#### What this task involves:
Output all the data exactly.

==========

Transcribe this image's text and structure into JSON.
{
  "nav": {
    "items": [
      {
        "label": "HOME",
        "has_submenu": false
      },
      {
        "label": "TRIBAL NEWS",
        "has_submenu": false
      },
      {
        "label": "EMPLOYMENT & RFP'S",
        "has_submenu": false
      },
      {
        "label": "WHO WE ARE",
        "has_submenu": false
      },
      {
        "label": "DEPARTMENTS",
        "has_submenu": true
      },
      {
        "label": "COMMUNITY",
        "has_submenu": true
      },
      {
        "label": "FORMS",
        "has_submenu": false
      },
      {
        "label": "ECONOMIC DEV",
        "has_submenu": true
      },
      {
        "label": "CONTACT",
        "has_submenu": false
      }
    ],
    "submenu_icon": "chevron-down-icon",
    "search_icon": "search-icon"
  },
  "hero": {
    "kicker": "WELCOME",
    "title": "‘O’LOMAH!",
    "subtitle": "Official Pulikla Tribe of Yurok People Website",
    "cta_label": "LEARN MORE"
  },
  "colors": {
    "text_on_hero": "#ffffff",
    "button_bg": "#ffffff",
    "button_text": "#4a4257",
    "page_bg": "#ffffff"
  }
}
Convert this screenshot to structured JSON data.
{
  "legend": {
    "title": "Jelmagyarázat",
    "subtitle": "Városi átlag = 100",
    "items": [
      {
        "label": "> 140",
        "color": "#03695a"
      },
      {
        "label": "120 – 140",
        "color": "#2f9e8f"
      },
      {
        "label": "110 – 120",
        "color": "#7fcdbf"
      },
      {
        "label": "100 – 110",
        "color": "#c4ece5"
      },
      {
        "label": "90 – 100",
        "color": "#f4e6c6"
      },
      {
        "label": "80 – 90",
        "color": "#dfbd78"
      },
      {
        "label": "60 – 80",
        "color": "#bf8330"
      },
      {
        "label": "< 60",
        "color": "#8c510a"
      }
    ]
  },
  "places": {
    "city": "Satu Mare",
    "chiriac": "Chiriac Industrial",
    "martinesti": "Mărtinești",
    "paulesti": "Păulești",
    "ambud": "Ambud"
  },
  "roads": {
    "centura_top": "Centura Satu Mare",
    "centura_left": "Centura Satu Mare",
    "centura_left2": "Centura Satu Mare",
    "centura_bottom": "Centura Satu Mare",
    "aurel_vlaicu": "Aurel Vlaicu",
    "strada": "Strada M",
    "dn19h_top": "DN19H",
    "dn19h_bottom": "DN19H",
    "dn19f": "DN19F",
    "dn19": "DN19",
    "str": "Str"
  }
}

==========

#### Result of this task:
Transcribe this image's text and structure into JSON.
{
  "nav": {
    "items": [
      {
        "label": "HOME",
        "has_submenu": false
      },
      {
        "label": "TRIBAL NEWS",
        "has_submenu": false
      },
      {
        "label": "EMPLOYMENT & RFP'S",
        "has_submenu": false
      },
      {
        "label": "WHO WE ARE",
        "has_submenu": false
      },
      {
        "label": "DEPARTMENTS",
        "has_submenu": true
      },
      {
        "label": "COMMUNITY",
        "has_submenu": true
      },
      {
        "label": "FORMS",
        "has_submenu": false
      },
      {
        "label": "ECONOMIC DEV",
        "has_submenu": true
      },
      {
        "label": "CONTACT",
        "has_submenu": false
      }
    ],
    "submenu_icon": "chevron-down-icon",
    "search_icon": "search-icon"
  },
  "hero": {
    "kicker": "WELCOME",
    "title": "‘O’LOMAH!",
    "subtitle": "Official Pulikla Tribe of Yurok People Website",
    "cta_label": "LEARN MORE"
  },
  "colors": {
    "text_on_hero": "#ffffff",
    "button_bg": "#ffffff",
    "button_text": "#4a4257",
    "page_bg": "#ffffff"
  }
}
Convert this screenshot to structured JSON data.
{
  "legend": {
    "title": "Jelmagyarázat",
    "subtitle": "Városi átlag = 100",
    "items": [
      {
        "label": "> 140",
        "color": "#03695a"
      },
      {
        "label": "120 – 140",
        "color": "#2f9e8f"
      },
      {
        "label": "110 – 120",
        "color": "#7fcdbf"
      },
      {
        "label": "100 – 110",
        "color": "#c4ece5"
      },
      {
        "label": "90 – 100",
        "color": "#f4e6c6"
      },
      {
        "label": "80 – 90",
        "color": "#dfbd78"
      },
      {
        "label": "60 – 80",
        "color": "#bf8330"
      },
      {
        "label": "< 60",
        "color": "#8c510a"
      }
    ]
  },
  "places": {
    "city": "Satu Mare",
    "chiriac": "Chiriac Industrial",
    "martinesti": "Mărtinești",
    "paulesti": "Păulești",
    "ambud": "Ambud"
  },
  "roads": {
    "centura_top": "Centura Satu Mare",
    "centura_left": "Centura Satu Mare",
    "centura_left2": "Centura Satu Mare",
    "centura_bottom": "Centura Satu Mare",
    "aurel_vlaicu": "Aurel Vlaicu",
    "strada": "Strada M",
    "dn19h_top": "DN19H",
    "dn19h_bottom": "DN19H",
    "dn19f": "DN19F",
    "dn19": "DN19",
    "str": "Str"
  }
}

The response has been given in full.